Adapt: To be truly resilient, our systems must be able to adapt in the face of a changing environment. This is what differentiates resilience from robustness. The next step in resilient system design would be to create systems that respond to environmental changes autonomously. Ideas such as changing the layout of a system in response to the detection of an attacker, or autonomous detection and patching of vulnerabilities, would all constitute adaptive systems.
Whilst acknowledging that this will be extremely difficult, the 2016 DARPA cyber grand challenge  gives an insight into the potential of adaptive systems. Designing systems that are flexible enough that they can adapt is difficult – disruption and increased attack surface are some of the concerns that need to be overcome. Yet these continuous incremental adaptations will increase our resilience.

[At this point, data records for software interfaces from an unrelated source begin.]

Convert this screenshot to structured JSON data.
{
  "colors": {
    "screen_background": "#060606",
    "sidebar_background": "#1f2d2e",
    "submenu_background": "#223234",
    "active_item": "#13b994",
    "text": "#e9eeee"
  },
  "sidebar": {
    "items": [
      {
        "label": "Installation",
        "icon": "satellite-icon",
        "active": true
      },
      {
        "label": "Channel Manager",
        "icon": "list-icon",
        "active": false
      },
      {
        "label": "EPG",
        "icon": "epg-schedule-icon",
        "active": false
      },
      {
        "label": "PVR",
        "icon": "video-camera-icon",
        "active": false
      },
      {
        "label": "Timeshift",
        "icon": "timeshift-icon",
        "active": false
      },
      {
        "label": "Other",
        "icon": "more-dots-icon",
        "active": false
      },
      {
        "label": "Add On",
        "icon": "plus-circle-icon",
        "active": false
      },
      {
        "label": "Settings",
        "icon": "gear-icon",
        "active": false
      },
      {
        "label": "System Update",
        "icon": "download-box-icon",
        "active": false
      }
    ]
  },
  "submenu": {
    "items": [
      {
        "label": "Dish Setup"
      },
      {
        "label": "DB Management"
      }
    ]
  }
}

Importantly, we also need to adapt in times when there is not an incident. As Nicola B recently wrote, it is tempting to say, “We haven’t had any incidents yet, so we must be doing something right.” Yet complacency will ultimately result in failure. Our bodies constantly refresh our antibody reserves to avoid this. We must listen to the feedback we receive and act on it, these adaptations transform our system to a more secure state.
A manifesto for cyber resilience by design
In the face of an increasingly adaptive threat, we must accept that our systems will be compromised. To combat this, we need to switch our view from purely protective security to more flexible systems that concentrate on dealing with incidents to reduce the harm caused.
Our response to incidents has a direct impact on how much damage is caused, and whilst technology is important in this, we can’t afford to underestimate the role people play in our systems. People are remarkably resilient, their ability to think on their feet and adapt are skills that we should harness to improve our IT systems resilience.
We are researching methods that can be applied to help improve cyber resilience. If you have any feedback, would like to know more, or wish to share any experiences you have had implementing a resilient approach to security, then please get in touch in the comments section below.
Sociotechnical Security Researcher
 Rafe Sagarin – Learning From The Octopus: Unleashing Nature’s Secrets of Adaptation
 Framework for Improving Critical Infrastructure Cybersecurity, National Institute of Standards and Technology, Version 1.1 (2018)
Source: National Cyber Security Centre